Han Kang’s way of story telling is not a conventional one. She explores different perspectives, but agreeably collective agony that only individuals in that particular situation can truly express; thus after reading it made me feel the forlorn, the torment that each had experienced.
With interconnected characters I found empathy; Searching for a friend; the love with a shadow of guilt over the death of their young brother; the human being trying to master her demons that made her detached of people, of men, and to the mother whose heart had shattered into pieces longing for her child, reliving the moments that they both shared until her death. You will feel compassionate with the characters, be it fiction or real people.
Absolutely, Human Acts’ setting, Gwangju cannot be compared to any other story of a nation or a city under a siege, or to that of classical frame of tyranny, of dictatorship. For every civilization, long before the tanks have been invented, there had been countless loss of human beings, and each and every human souls got stories to tell, wanting to be heard.
Her descriptions. Her intellectual way of conveying the pain is plausible and would even make one think: it could be worse in real life, what more to encounter if this is happening, right now around us. Unimaginable.
Han Kang’s Human Acts may ignite deep introspection, if the reader would read it with an open mind. Painfully, life goes on, even to those who are left behind by their loved ones. Humans survive, though without utter peace, somehow they manage to remain alive carrying haunted memories that they try so hard not to remember.
DO NOT READ – if you find serious topic not your kind, because it might affect you, drain you in a way. If your are expecting an easy read, I discourage you. Obviously not for YA fans.

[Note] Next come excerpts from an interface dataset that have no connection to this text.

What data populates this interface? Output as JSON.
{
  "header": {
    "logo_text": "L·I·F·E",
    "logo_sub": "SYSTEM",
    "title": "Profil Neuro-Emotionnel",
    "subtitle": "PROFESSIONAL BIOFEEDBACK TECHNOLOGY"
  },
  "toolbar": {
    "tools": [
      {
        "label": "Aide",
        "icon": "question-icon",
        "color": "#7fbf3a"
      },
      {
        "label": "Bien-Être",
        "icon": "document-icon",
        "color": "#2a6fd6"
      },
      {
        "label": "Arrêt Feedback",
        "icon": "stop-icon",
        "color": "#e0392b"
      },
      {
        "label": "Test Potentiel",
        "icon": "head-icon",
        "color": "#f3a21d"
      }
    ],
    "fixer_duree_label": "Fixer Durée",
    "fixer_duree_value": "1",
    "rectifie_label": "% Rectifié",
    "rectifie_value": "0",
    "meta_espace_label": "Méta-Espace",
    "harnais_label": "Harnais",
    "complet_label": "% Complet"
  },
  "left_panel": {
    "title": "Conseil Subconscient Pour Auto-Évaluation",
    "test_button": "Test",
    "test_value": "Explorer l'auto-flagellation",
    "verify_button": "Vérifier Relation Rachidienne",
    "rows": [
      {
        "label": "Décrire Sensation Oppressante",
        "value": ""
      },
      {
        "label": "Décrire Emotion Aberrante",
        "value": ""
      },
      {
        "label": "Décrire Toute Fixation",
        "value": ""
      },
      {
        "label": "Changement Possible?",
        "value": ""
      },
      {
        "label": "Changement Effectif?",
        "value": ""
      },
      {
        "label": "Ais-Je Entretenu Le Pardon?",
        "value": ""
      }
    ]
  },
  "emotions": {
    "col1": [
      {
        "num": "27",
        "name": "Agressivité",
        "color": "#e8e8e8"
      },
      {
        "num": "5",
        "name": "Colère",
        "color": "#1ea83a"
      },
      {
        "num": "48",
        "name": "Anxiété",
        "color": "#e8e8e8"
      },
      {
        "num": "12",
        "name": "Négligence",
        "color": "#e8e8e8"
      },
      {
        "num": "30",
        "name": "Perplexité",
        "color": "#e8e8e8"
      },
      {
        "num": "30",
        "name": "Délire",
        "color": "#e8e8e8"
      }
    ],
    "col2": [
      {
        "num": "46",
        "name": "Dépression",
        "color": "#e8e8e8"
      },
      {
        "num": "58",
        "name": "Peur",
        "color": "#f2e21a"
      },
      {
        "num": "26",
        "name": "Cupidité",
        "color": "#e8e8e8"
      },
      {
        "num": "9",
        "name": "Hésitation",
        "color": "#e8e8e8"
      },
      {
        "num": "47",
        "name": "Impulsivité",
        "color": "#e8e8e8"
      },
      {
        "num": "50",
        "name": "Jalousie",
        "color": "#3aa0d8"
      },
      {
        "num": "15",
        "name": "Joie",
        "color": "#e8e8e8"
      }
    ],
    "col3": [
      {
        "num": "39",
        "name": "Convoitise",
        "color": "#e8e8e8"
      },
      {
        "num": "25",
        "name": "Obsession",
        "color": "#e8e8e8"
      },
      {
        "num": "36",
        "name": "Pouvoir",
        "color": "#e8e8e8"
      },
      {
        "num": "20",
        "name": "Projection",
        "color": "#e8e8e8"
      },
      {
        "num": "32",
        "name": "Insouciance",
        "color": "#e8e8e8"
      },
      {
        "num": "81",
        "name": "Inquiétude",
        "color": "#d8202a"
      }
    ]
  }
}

READ – if Historical fiction is your cup of tea. If you are ready to be heartbroken by gruesome description of war depicting emotions, harrowing pinches in your heart. Go ahead.